Question 11: How can machine learning become an acceptable method for service line inventory development?
Machine learning has come into question as an acceptable method for service line inventory. The EPA allows machine learning to collect verifications, but no guidelines exist yet on accuracy criteria or the number of verifications needed. Some states have adopted their own machine learning guidelines, such as Michigan, which provides details about field verification data collection.
For instance, if less than 1,500 unknowns exist, at least 20% of those locations will require physical verification. If more than 1,500 unknowns exist, you will have to physically verify that enough of those lines will reach 95% confidence.
Question 12: How can small utilities reduce the amount of time and resources spent on their inventory development?
Small utilities can reduce time and resources spent on developing an inventory by expanding data collection efforts through self-reporting. Self-reporting minimizes the burden by using homeowners to help collect enough data to indicate where lead material might be and which areas to prioritize for verification.
When combined with a data management system or dynamic central repository, you have the advantage of having a tracking mechanism in place as data starts flowing in. Some tools have self-reporting forms that feed right into the database for live data collection.
Question 13 (Updated): Has the EPA released any guidance on service line inventory development?
The EPA released new guidance materials on August 4, 2022. The EPA originally submitted documents for review by the Office of Management and Budget or OMB on June 7th, 2022. The OMB typically doesn't review compliance documents but the goal is this guidance will help utilities as they implement Lead and Copper Rule Revisions inventory requirements. The Association of State Drinking Water Administrators or ASDWA had originally reported the initial update.
The OMB typically assists the President in evaluating the effectiveness of agency problems, policies, and procedures.
Looking for more LCRR guidance?
We've collected several resources related to LCRR compliance.
Understanding LCRR compliance
The LCRR will become effective in October 2024, with many water utilities seeking resources to help understand the regulatory requirements. A common misconception is that not all water utilities will have to comply with the 2024 regulation. Here are a few resources on meeting compliance.
- Checklist: LCRR Compliance Readiness
- Article: What Are the Major Requirements of the EPA’s Lead and Copper Rule Revisions?
Service line inventory development
All water utilities must provide a materials inventory of their service lines, regardless if they have lead or not. The new rule has sparked some confusion as the definition of a lead service line varies from state to state and the identification process can be costly. Some communities have tossed around machine learning/artificial intelligence methods to help predict the probability of lead. The following resources cover this topic more in depth.
- Webinar Recording: Digital-first Strategies to Manage your Service Line Inventory
- Article: 5 Steps to Build Your LCRR-Required Service Line Inventory
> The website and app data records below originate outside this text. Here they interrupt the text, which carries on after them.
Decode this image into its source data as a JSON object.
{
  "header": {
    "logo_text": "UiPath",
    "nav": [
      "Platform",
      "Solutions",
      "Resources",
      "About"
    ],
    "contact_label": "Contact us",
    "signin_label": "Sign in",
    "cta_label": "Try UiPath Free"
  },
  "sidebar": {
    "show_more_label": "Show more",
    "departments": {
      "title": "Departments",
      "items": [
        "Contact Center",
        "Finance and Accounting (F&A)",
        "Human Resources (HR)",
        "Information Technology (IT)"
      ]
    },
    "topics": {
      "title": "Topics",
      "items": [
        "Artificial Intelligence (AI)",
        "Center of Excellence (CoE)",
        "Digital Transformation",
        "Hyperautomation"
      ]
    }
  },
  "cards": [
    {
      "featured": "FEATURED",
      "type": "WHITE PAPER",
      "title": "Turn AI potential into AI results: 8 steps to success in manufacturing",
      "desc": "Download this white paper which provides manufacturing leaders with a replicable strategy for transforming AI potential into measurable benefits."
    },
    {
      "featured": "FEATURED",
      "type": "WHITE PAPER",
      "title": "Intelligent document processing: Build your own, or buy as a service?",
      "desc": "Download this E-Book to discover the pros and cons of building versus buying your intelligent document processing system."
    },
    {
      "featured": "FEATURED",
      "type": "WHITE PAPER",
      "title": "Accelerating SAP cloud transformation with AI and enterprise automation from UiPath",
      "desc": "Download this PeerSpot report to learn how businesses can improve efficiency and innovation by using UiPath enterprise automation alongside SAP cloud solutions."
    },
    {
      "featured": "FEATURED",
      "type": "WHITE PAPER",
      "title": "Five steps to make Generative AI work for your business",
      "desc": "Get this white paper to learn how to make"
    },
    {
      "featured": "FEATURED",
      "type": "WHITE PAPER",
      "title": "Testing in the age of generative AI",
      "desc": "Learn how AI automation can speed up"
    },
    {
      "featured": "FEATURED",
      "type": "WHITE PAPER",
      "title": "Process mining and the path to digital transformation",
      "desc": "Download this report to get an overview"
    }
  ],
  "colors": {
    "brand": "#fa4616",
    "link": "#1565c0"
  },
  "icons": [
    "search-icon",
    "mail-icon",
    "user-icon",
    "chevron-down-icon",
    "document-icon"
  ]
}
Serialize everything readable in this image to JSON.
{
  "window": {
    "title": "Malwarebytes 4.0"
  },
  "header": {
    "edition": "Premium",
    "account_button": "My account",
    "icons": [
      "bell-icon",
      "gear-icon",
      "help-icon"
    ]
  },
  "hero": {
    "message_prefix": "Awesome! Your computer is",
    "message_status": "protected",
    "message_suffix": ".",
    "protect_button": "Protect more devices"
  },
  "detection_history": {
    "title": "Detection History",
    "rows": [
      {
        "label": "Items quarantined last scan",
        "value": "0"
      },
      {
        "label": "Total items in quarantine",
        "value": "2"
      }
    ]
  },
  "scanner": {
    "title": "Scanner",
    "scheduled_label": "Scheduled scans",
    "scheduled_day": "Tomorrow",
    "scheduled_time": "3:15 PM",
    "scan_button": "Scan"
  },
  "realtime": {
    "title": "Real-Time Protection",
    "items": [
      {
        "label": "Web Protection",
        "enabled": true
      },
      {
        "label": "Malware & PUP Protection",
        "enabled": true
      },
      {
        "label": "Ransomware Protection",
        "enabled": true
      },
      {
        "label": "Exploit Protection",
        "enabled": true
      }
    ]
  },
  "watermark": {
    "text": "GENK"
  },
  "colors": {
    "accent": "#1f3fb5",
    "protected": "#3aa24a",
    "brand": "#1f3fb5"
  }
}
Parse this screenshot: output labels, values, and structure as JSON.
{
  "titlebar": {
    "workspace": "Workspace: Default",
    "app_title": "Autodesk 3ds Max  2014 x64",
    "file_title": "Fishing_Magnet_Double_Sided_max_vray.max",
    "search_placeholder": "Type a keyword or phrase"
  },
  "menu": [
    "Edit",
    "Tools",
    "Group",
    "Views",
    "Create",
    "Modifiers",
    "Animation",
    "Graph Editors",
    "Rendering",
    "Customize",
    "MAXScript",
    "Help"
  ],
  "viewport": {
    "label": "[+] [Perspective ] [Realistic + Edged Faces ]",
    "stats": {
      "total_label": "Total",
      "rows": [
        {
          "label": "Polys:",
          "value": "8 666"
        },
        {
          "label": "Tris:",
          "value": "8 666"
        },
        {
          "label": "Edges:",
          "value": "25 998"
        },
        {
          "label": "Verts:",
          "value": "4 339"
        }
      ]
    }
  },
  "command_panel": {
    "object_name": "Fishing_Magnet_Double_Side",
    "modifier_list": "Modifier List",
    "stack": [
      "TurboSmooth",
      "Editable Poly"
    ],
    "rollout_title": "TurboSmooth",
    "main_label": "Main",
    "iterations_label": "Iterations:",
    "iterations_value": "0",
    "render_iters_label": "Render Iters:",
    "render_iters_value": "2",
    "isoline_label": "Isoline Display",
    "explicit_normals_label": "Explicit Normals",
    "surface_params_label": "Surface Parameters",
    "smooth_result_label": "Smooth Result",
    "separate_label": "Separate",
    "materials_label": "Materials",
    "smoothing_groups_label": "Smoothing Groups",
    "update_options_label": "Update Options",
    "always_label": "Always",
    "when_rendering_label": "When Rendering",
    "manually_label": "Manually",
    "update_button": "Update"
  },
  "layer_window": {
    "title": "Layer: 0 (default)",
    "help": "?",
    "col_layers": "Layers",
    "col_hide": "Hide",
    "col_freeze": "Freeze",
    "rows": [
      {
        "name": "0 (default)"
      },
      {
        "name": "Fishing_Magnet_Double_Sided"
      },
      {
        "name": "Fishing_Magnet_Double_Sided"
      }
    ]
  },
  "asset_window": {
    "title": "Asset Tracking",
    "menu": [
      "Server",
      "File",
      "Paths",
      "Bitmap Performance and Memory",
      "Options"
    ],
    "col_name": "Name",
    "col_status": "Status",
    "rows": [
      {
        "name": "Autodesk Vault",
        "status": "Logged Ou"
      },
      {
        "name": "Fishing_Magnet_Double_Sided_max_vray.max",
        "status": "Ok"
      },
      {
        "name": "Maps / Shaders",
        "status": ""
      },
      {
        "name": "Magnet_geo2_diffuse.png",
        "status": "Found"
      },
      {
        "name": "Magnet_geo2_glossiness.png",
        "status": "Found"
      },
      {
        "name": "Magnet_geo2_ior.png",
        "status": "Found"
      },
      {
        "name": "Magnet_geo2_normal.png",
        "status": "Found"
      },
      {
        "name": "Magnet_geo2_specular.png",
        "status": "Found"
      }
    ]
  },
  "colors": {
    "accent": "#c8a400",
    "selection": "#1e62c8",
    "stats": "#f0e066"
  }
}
- Blog Post: FAQS on using Artificial Intelligence to Determine Service Line Material
Lead service line replacement and progress tracking
Part of the LCRR 2024 regulation includes keeping a publicly accessible inventory. Communities who have identified lead service lines will also have to create a lead service line replacement plan to meet the LCRR 2024 compliance deadline. Homeowners with confirmed lead service lines will be notified and kept abreast of replacement plan progress.